Ryan Hemsworth ‘RYANPACK Vol.2’

Ryan Hemsworth

Canadian dude, all-round legend, and our pick for this years Listen Out festival, RYAN HEMSWORTH is back with volume 2 of the Ryanpack project. Having released volume 1, a hip hop heavy selection of cuts, here we get an insight into what seem to be Hemsworth’s guiltiest audio pleasures – think nineties punk-pop, early noughties girl power anthems and soulful RnB from everyone’s favourite Torontonian rapper.

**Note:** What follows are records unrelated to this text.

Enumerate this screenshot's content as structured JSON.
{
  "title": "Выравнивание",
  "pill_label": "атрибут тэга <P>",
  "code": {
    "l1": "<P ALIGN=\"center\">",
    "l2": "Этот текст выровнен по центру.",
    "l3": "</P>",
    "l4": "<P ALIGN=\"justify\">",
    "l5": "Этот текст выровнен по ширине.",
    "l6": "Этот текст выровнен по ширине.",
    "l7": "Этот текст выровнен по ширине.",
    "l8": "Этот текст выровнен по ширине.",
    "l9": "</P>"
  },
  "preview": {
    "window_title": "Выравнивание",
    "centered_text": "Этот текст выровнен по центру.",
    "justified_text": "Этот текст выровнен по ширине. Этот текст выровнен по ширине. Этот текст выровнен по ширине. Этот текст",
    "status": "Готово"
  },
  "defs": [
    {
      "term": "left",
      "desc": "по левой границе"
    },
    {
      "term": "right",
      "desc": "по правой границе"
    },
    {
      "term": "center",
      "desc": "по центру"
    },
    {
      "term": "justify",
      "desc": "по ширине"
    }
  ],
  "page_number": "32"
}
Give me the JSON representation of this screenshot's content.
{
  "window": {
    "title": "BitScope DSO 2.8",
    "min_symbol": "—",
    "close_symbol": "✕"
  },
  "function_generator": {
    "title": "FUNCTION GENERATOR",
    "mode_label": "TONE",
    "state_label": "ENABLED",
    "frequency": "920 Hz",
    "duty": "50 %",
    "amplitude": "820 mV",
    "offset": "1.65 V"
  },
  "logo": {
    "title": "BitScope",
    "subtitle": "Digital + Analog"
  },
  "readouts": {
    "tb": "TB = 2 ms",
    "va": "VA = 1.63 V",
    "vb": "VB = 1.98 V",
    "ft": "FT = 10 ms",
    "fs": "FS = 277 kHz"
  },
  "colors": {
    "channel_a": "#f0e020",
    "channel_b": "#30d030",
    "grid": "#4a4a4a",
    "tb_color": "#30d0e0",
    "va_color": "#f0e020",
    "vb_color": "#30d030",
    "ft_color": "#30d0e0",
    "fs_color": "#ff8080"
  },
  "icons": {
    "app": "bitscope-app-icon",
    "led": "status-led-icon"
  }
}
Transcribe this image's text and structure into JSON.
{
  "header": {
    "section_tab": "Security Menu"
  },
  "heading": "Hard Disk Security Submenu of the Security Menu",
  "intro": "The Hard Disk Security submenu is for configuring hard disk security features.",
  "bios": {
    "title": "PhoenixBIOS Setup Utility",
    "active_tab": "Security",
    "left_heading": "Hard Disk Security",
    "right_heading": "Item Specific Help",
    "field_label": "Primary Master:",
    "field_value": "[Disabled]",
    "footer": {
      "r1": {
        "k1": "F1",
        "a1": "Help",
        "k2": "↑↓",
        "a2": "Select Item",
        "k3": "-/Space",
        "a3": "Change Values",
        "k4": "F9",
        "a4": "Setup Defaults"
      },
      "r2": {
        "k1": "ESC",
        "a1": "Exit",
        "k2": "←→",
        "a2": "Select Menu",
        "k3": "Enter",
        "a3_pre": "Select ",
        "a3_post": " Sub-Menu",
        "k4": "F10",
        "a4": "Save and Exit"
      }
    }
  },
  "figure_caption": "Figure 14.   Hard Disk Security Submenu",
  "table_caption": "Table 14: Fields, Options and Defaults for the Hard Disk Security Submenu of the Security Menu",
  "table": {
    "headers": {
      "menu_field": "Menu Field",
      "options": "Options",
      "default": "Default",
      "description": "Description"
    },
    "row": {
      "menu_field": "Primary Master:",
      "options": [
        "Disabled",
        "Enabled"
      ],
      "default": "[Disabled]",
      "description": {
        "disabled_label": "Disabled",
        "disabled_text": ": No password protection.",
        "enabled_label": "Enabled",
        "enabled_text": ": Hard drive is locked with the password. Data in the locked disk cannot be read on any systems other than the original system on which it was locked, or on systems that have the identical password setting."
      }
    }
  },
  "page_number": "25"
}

The genre-bending producer shows off his mixing and mash up talents on this ten-track collection. It’s reminiscent in style of those god awful catchy mash ups that are forever being sung by the Pitch Perfect divas, except Hemsworth’s are undoubtedly much cooler. From hip hop to soul to RnB to weird alien remixes to future garage to classic house to jersey club to 2 step to alternative indie to grime to reggae to calypso – it doesn’t matter where he’s drawing his inspiration from, each track here is a well-crafted and unique capsule of sonic experimentation. Here’s a quick run through of the lot:

Track 1 is actually a spoken cameo introduction courtesy of fellow Canadian oddball, Nardwuar. If you’ve got his hipster stamp of approval, you’ve got something right.

The music gets going with an A$AP crew remix of Sicko Mobb (the youthful duo that is Lil Trav and Lil Ceno) and their track ‘Maserati’. Hemsworth’s reggae and dub fused ‘Yams Version’ sets the tone for a pumped up set of feel good tracks.

‘Feelin This’ (Hemsworth Sees Aliens Too Remix) is a cute indie record with a trappy-dub beat that shakes in and out. ‘Cute’ and ‘indie’ because it uses samples taken from the original punk-popsters, Blink 182 – that drum solo intro and jolting indie guitar could come from no one else.

It’s a similar story on the next track, which uses an early noughties alt-rock sample from one of Pop-Punk’s favourites, Tiger’s Jaw, and their song ‘Planes vs Tank vs Submarine’. It’s emotional and nostalgic, a little like track number 5…

Drake pops up at the fulcrum of the ten-track pack, swivelling us back into more modern territory with hip hop beats and soulful lyrics. He’s 2015’s answer to the emo/indie rock of the previous two tracks and poor Drake has too many emotions, he just can’t even. Hemsworth’s ‘Ping Pong With My Woes’ remixes ‘Know Yourself’, taken from this year’s album, and if you ever wondered whether Toronto’s son likes a bit of bat and ball, well, here’s your answer. Hemsworth perhaps seems to be very gently parodying Drake’s original, with a cheeky focus on ping pong samples.

The second half of the volume starts with one of Hemsworth’s own tracks, a remaster of ‘Snow in Newark’ from his 2014 album, Alone For The First Time. It’s of the same downbeat and melancholic vibe as Drake’s soulful musings, and the stand out lyric of Dawn Golden’s lamentation on a relationship break up, “get a cup of coffee, get the fuck outta my head”, foreshadows the lairy remix for track number seven… The Hemsworth ‘Sorry Lol’ version of TaTu’s ‘All The Things She Said (Running Through My Head)’.

You may have thought you’d only ever hear this song again in dodgy over 40s night clubs or in awful karaoke bars, but here Hemsworth turns the track into another modernised trappy and synthy mash-up that is worryingly listenable.

Things slow down a notch again with Torey Lanez’ ‘Know Wassup’, providing a down tempo and reflective moment. Piano, weeping violins and soulful reggae tinged vocals lead straight into a version of Qrion’s ‘Sink’; another beautifully calming number, a spacey reworking of the Japanese producer’s track which is as soothing as anything by Rhye or AlunaGeorge. These two tracks show the depth and variety of Hemsworth’s work and his acute ear and understanding for music production.

The closing number is unexpected. It’s a remix of Sum 41’s ‘In Too Deep’ and is perhaps one of the best Sum 41 remixes you’re gonna get…probably because no one else has ever thought to seriously remix Sum 41.

But this is what’s so great about Hemsworth – he’s got his finger on the pulse in terms of shaping current music trends, but is equally well aware of the cheesy classics that informed every millennials teenage experiences. Sum 41 provided the soundtrack to pre-teen parties and bunking off school, Ta-Tu were the epitome of teen angst in 2002 and Drake is generation Y’s darling.

Just two weeks ago Hemsworth released his ‘Just Rap’ mix, and now with the RYANPACK Vol.2 out online, he’s got plenty of new material to debut on his current North American headline tour.

Words by Katie Rowley





British. Blonde. Beach-goer. She sounds awful, doesn’t she.